My wife, Crystal Ann, and I have been married 17 years. We have a 14-year-old son.He’s already about 6”1, and with these new hairstyles going on, he’s about 6”2. I’m 5”7, but my wife’s family is tall! I don’t get to see my family much. Our home is in Alice, Texas, but I followed the work over here. It’s about 250 miles from the school. I only go home every other weekend now. I went home every single weekend for the first two years, but with gas prices it’s pretty tough right now, and after 3½ years, the traveling puts a lot of wear and tear not only on my vehicle, but my body.
That’s a difficult situation. It shows your passion for your job and your family.
My family is very important to me; last year we had six deaths in our family. I missed a lot being over here at work. It’s always a good time though when I get there, and when I have to leave, we try to make the best of it. My wife is the reason we’ve got what we’ve got, and I guess she’s helped mold me to be the person I am, you know?
If you could tell anyone “Thank you” for helping you become who you are today who would that be?
Yes. If I was to tell somebody “thank you,” then yes, definitely, my wife Crystal Ann. But you know, I grew up without a dad, so I’d also have to say “thank you” to my grandfather.

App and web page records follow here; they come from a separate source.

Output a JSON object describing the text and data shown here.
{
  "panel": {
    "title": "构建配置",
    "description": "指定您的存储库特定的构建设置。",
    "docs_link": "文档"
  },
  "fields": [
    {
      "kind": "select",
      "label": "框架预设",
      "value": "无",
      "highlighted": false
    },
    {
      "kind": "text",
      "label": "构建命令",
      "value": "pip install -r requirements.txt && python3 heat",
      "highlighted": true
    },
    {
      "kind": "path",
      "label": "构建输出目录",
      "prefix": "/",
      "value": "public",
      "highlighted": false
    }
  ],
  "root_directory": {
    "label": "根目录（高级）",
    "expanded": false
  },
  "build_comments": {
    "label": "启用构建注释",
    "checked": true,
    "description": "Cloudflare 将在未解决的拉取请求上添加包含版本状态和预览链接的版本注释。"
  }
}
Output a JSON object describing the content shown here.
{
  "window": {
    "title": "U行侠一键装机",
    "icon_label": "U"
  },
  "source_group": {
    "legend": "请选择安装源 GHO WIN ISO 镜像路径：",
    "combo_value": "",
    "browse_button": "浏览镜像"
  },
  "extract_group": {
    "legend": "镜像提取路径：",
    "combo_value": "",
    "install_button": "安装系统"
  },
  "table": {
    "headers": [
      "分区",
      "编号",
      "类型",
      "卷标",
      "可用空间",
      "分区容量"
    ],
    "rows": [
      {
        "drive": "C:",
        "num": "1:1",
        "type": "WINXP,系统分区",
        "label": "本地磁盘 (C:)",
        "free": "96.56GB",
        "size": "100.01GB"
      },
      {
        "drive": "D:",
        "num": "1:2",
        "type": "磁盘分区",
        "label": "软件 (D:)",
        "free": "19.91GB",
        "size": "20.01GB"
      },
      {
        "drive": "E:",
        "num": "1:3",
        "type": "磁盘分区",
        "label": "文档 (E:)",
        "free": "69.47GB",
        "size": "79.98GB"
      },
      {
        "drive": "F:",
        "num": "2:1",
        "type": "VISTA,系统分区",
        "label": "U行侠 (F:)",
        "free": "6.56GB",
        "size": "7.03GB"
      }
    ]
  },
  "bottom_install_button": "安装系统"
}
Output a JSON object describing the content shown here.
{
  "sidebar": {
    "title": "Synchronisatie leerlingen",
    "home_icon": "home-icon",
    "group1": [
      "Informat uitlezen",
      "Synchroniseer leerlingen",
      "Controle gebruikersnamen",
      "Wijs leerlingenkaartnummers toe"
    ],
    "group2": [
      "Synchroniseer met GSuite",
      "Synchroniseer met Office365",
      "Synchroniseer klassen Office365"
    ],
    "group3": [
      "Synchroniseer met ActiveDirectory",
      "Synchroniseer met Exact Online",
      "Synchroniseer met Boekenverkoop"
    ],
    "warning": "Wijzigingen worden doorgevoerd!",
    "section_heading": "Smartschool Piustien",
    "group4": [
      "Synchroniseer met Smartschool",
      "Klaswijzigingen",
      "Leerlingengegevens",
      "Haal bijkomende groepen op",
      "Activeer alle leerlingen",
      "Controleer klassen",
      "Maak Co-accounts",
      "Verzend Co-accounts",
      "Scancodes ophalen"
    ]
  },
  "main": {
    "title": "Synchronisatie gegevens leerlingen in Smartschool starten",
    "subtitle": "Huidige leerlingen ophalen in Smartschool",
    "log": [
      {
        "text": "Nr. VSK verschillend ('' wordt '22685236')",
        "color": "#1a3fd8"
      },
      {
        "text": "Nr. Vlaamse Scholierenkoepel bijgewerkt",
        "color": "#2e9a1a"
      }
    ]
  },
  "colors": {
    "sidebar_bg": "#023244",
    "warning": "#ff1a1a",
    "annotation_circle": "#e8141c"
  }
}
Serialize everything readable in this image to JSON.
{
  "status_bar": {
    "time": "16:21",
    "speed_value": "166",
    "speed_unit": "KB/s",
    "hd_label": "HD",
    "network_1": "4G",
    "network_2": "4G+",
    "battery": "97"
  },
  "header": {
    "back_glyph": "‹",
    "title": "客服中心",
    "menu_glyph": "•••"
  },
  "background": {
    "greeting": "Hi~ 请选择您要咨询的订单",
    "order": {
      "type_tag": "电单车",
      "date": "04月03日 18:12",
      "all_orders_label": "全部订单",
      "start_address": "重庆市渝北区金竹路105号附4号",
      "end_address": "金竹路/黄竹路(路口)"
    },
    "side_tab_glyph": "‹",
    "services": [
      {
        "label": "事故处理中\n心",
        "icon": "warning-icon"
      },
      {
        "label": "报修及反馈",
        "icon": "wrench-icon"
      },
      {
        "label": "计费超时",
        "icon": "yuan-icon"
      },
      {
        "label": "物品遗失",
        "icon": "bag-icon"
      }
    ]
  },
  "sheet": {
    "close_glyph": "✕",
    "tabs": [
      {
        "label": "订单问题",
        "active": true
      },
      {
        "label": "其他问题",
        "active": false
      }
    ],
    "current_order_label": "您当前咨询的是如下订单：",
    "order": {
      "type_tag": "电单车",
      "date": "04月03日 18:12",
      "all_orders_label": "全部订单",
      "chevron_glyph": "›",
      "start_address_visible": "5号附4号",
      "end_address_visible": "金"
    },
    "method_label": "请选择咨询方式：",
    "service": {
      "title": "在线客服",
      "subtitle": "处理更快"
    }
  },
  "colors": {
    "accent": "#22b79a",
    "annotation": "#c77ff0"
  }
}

He instilled some traits in me, I guess some people would say old school traits.
What advice do you have for new students just starting out at TWS?
I give this advice every five weeks to new students when they come in, and to students who are exiting the programs as the next generation of welders. I tell them all to always try harder, and to be humble with his or her progress. And when they get to their job, never stop wanting to learn more. It’s important to be patient, not just in school but in life, because there will be ups and downs. No matter what someone asks you to do, no matter how small the job, do it to the very best of your ability. Be the person who is always trying to be better, someone who is a little hungrier, who wants something a little more than the others.
What was your favorite part of the welding industry?
Definitely being by the water, whether it was in the shipyard or offshore. If I had to choose, it would be offshore because I got to fly in helicopters, ride boats for long periods of time, and actually go fishing right after work. I didn’t even have to drive anywhere!
When you’re talking offshore, that’s offshore oil rigs, correct?
That’s correct. Some of them were manned platforms and some of them we’d actually have to spend the night on a boat that was always moving. So, I’d definitely I’d have to say offshore; to see the sun come up in the morning and go down at night, it’s awesome out there.
What was your favorite tool of the trade when you worked in the field?
Man, there are a lot of tools that we use every day. I like to take pride in my work. As far as one tool, I would have to say it’s a small cutting torch because I could be more accurate, more precise, and handle it with more ease. I could just do more precision work with a small cutting torch.
You get an unexpected afternoon off, what would you do with that time?
I’m off? Well, that’s going to be rare here! I’m never off! But if the weather’s nice, I’d go fishing. I do enjoy fishing. I’ve got a boat at home that’s just sitting there, but it’s far from where I’m at. If it was raining, I’d probably go home and take a nap! I’m actually on my way to take a nap right now. I’ve got a little break!